the ability of communities to resist drugs and to act against
B14 Drug Action Teams are supported by the
Home Office's Drug Prevention Advisory Service (DPAS) which provides
a range of expert services which are developed and provided in
response to Drug Action Teams' specific needs. DPAS' customer
services fall into three distinct categories: providing information;
supporting partnerships; and assessing performance. At regional
level, DPAS sits alongside Government Offices in the Regions and
works closely with Regional Crime Directors (supporting Crime
and Disorder Reduction Partnerships) and individual Youth Offending
Team managers (there is no regional Youth Justice Board presence).
The National Treatment Agency will also have a regional presence,
working closely with the Drug Prevention Advisory Service.
B15 Although most activities aimed at tackling
drug misuse are devolved, it is clearly important that co-operation
and, where appropriate, co-ordination take place against the threat
posed by drugs to the UK. Anti-drug strategies have been launched
in Scotland, Wales and Northern Ireland to deal with drug-related
problems specific to them. All three strategies reflect the same
four aims as the UK strategy, relating to young people, communities,
treatment and availability, but with specific objectives and action
priorities tailored to the particular problems and circumstances
in each country.
B16 Drug Strategy for Northern Ireland was
launched in August 1999.
B17 Strategies and action plans to tackle
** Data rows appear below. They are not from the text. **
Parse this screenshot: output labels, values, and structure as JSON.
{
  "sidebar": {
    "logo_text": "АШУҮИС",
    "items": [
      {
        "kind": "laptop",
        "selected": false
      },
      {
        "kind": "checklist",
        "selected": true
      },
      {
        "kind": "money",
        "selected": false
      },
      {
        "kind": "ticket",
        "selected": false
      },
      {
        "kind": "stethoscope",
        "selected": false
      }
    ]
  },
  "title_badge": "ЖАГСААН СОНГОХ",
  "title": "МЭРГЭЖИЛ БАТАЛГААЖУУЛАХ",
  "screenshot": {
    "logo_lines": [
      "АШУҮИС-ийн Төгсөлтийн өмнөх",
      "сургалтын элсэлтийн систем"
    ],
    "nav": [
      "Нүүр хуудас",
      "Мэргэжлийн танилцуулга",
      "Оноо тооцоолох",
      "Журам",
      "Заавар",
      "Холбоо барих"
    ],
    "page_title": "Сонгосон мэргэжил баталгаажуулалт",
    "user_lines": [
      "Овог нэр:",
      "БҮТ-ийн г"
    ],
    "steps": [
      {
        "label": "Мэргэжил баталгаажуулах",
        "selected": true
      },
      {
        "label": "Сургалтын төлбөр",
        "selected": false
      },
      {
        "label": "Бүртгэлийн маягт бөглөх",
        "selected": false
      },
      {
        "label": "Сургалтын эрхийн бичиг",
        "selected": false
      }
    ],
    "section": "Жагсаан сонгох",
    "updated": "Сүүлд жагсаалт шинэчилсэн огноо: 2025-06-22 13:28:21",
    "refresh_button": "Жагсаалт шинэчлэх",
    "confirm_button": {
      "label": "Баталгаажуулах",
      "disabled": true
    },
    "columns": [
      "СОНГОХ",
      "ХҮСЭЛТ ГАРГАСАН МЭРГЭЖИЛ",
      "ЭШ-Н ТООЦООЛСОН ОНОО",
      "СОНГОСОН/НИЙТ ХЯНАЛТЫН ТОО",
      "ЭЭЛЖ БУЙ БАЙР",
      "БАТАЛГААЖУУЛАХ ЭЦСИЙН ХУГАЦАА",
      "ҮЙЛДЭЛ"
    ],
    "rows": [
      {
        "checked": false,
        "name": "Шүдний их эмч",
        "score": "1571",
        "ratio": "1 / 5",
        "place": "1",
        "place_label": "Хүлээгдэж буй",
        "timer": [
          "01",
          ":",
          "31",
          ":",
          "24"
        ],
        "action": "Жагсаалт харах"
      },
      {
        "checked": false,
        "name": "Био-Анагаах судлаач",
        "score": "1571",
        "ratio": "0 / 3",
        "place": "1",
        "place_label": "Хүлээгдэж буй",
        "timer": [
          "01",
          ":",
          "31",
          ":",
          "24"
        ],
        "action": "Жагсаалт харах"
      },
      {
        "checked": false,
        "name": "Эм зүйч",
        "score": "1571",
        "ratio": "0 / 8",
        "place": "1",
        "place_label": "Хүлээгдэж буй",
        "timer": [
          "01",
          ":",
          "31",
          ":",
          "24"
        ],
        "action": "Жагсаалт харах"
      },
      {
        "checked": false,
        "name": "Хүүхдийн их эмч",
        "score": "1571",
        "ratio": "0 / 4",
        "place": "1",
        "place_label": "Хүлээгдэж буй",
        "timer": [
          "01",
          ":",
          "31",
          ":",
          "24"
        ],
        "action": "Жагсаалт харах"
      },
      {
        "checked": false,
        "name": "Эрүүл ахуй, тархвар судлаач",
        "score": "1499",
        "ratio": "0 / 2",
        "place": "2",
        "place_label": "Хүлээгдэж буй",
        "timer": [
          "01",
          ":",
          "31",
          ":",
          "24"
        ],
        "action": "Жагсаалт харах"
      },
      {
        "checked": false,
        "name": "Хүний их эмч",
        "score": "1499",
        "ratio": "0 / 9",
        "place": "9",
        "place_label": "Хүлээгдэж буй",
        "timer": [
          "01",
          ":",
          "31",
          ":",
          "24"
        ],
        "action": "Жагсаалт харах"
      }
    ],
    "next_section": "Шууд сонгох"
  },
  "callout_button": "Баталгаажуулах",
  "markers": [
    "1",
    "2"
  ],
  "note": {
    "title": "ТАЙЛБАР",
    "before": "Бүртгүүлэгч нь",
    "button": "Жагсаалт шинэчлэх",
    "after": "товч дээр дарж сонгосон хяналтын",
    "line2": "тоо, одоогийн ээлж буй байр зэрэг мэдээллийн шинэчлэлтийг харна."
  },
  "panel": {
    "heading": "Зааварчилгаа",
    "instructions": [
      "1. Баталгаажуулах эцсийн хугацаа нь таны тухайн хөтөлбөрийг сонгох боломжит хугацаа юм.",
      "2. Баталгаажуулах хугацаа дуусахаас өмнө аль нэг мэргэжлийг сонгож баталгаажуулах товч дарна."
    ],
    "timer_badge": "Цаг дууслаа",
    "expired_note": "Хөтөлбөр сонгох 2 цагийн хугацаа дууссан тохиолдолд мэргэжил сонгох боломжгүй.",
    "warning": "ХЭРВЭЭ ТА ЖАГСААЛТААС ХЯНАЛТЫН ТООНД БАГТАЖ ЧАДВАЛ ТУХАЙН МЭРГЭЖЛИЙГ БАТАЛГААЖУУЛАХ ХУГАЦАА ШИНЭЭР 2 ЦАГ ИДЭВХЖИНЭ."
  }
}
drug misuse are being implemented in Scotland. The Scottish Executive's
Drugs Action Plan, published in May 2000, set out the Executive's
actions in support of the implementation of Scotland's 1999 drugs
misuse strategy Tackling drugs in Scotland: Action in Partnership.
B18 The strategy Tackling Substance Misuse
in Wales: A Partnership Approach was launched in May 2000.
It is an eight year strategy to co-incide with the timeframe of
Tackling drugs to build a better Britain.